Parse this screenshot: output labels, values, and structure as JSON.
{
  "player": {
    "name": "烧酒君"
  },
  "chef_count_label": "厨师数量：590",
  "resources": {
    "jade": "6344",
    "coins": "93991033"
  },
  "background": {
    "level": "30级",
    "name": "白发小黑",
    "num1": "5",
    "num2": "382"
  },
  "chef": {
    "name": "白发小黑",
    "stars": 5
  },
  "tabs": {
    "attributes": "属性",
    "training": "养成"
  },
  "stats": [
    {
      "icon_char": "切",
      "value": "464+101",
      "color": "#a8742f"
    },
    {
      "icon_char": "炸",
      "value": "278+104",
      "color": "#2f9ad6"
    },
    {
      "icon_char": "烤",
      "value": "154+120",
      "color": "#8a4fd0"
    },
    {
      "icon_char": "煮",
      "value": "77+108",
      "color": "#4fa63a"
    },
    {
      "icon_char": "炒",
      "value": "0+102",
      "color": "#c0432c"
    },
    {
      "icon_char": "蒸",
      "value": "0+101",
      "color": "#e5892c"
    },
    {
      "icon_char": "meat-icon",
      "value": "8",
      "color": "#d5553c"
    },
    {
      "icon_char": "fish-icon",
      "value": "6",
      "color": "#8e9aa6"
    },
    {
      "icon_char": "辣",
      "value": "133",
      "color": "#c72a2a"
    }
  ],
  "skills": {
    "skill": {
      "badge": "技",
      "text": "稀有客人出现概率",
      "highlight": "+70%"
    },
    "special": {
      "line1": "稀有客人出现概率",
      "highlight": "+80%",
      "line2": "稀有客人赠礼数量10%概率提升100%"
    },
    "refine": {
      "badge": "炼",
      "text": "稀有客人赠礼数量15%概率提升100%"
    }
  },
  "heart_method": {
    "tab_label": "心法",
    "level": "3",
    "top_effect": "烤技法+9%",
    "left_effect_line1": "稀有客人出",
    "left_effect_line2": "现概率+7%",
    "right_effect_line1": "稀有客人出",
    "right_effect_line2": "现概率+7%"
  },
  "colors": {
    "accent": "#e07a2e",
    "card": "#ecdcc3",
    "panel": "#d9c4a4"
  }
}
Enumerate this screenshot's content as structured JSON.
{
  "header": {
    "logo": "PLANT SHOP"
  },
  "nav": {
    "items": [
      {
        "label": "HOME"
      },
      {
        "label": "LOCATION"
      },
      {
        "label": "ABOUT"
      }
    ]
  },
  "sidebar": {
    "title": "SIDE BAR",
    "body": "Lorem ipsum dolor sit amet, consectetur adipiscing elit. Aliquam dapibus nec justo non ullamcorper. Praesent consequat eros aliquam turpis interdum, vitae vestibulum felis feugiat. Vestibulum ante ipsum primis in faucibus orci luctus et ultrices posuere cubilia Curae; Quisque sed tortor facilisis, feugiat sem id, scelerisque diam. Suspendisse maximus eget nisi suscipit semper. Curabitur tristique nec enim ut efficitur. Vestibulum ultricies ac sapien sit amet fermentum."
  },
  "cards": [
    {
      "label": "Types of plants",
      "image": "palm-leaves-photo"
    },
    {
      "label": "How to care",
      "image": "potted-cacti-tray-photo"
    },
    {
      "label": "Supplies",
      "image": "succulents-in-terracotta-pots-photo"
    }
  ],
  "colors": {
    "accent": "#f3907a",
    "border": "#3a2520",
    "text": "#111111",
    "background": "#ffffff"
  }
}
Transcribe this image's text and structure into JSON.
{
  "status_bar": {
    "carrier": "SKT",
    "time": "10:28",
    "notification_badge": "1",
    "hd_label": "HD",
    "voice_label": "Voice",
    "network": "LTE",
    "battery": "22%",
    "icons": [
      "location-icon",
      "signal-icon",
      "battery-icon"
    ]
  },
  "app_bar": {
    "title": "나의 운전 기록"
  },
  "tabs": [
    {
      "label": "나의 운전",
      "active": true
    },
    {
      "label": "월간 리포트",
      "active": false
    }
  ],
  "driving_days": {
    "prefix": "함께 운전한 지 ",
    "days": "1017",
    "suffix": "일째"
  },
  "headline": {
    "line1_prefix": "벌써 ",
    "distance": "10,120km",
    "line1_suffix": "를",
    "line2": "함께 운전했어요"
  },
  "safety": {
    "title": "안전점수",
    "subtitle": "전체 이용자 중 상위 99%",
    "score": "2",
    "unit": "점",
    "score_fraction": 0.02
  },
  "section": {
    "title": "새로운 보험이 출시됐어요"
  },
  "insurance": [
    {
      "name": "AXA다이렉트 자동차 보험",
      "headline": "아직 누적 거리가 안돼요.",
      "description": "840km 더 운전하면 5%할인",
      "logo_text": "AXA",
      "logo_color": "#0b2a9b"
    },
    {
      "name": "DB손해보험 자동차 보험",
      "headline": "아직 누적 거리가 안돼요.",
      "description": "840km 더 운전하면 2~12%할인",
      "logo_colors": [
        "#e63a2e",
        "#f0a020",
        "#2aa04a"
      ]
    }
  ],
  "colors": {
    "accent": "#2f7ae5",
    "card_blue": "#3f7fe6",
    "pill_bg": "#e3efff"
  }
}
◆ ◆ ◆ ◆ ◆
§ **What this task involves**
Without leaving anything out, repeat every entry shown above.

§ **Task solution**
Parse this screenshot: output labels, values, and structure as JSON.
{
  "player": {
    "name": "烧酒君"
  },
  "chef_count_label": "厨师数量：590",
  "resources": {
    "jade": "6344",
    "coins": "93991033"
  },
  "background": {
    "level": "30级",
    "name": "白发小黑",
    "num1": "5",
    "num2": "382"
  },
  "chef": {
    "name": "白发小黑",
    "stars": 5
  },
  "tabs": {
    "attributes": "属性",
    "training": "养成"
  },
  "stats": [
    {
      "icon_char": "切",
      "value": "464+101",
      "color": "#a8742f"
    },
    {
      "icon_char": "炸",
      "value": "278+104",
      "color": "#2f9ad6"
    },
    {
      "icon_char": "烤",
      "value": "154+120",
      "color": "#8a4fd0"
    },
    {
      "icon_char": "煮",
      "value": "77+108",
      "color": "#4fa63a"
    },
    {
      "icon_char": "炒",
      "value": "0+102",
      "color": "#c0432c"
    },
    {
      "icon_char": "蒸",
      "value": "0+101",
      "color": "#e5892c"
    },
    {
      "icon_char": "meat-icon",
      "value": "8",
      "color": "#d5553c"
    },
    {
      "icon_char": "fish-icon",
      "value": "6",
      "color": "#8e9aa6"
    },
    {
      "icon_char": "辣",
      "value": "133",
      "color": "#c72a2a"
    }
  ],
  "skills": {
    "skill": {
      "badge": "技",
      "text": "稀有客人出现概率",
      "highlight": "+70%"
    },
    "special": {
      "line1": "稀有客人出现概率",
      "highlight": "+80%",
      "line2": "稀有客人赠礼数量10%概率提升100%"
    },
    "refine": {
      "badge": "炼",
      "text": "稀有客人赠礼数量15%概率提升100%"
    }
  },
  "heart_method": {
    "tab_label": "心法",
    "level": "3",
    "top_effect": "烤技法+9%",
    "left_effect_line1": "稀有客人出",
    "left_effect_line2": "现概率+7%",
    "right_effect_line1": "稀有客人出",
    "right_effect_line2": "现概率+7%"
  },
  "colors": {
    "accent": "#e07a2e",
    "card": "#ecdcc3",
    "panel": "#d9c4a4"
  }
}
Enumerate this screenshot's content as structured JSON.
{
  "header": {
    "logo": "PLANT SHOP"
  },
  "nav": {
    "items": [
      {
        "label": "HOME"
      },
      {
        "label": "LOCATION"
      },
      {
        "label": "ABOUT"
      }
    ]
  },
  "sidebar": {
    "title": "SIDE BAR",
    "body": "Lorem ipsum dolor sit amet, consectetur adipiscing elit. Aliquam dapibus nec justo non ullamcorper. Praesent consequat eros aliquam turpis interdum, vitae vestibulum felis feugiat. Vestibulum ante ipsum primis in faucibus orci luctus et ultrices posuere cubilia Curae; Quisque sed tortor facilisis, feugiat sem id, scelerisque diam. Suspendisse maximus eget nisi suscipit semper. Curabitur tristique nec enim ut efficitur. Vestibulum ultricies ac sapien sit amet fermentum."
  },
  "cards": [
    {
      "label": "Types of plants",
      "image": "palm-leaves-photo"
    },
    {
      "label": "How to care",
      "image": "potted-cacti-tray-photo"
    },
    {
      "label": "Supplies",
      "image": "succulents-in-terracotta-pots-photo"
    }
  ],
  "colors": {
    "accent": "#f3907a",
    "border": "#3a2520",
    "text": "#111111",
    "background": "#ffffff"
  }
}
Transcribe this image's text and structure into JSON.
{
  "status_bar": {
    "carrier": "SKT",
    "time": "10:28",
    "notification_badge": "1",
    "hd_label": "HD",
    "voice_label": "Voice",
    "network": "LTE",
    "battery": "22%",
    "icons": [
      "location-icon",
      "signal-icon",
      "battery-icon"
    ]
  },
  "app_bar": {
    "title": "나의 운전 기록"
  },
  "tabs": [
    {
      "label": "나의 운전",
      "active": true
    },
    {
      "label": "월간 리포트",
      "active": false
    }
  ],
  "driving_days": {
    "prefix": "함께 운전한 지 ",
    "days": "1017",
    "suffix": "일째"
  },
  "headline": {
    "line1_prefix": "벌써 ",
    "distance": "10,120km",
    "line1_suffix": "를",
    "line2": "함께 운전했어요"
  },
  "safety": {
    "title": "안전점수",
    "subtitle": "전체 이용자 중 상위 99%",
    "score": "2",
    "unit": "점",
    "score_fraction": 0.02
  },
  "section": {
    "title": "새로운 보험이 출시됐어요"
  },
  "insurance": [
    {
      "name": "AXA다이렉트 자동차 보험",
      "headline": "아직 누적 거리가 안돼요.",
      "description": "840km 더 운전하면 5%할인",
      "logo_text": "AXA",
      "logo_color": "#0b2a9b"
    },
    {
      "name": "DB손해보험 자동차 보험",
      "headline": "아직 누적 거리가 안돼요.",
      "description": "840km 더 운전하면 2~12%할인",
      "logo_colors": [
        "#e63a2e",
        "#f0a020",
        "#2aa04a"
      ]
    }
  ],
  "colors": {
    "accent": "#2f7ae5",
    "card_blue": "#3f7fe6",
    "pill_bg": "#e3efff"
  }
}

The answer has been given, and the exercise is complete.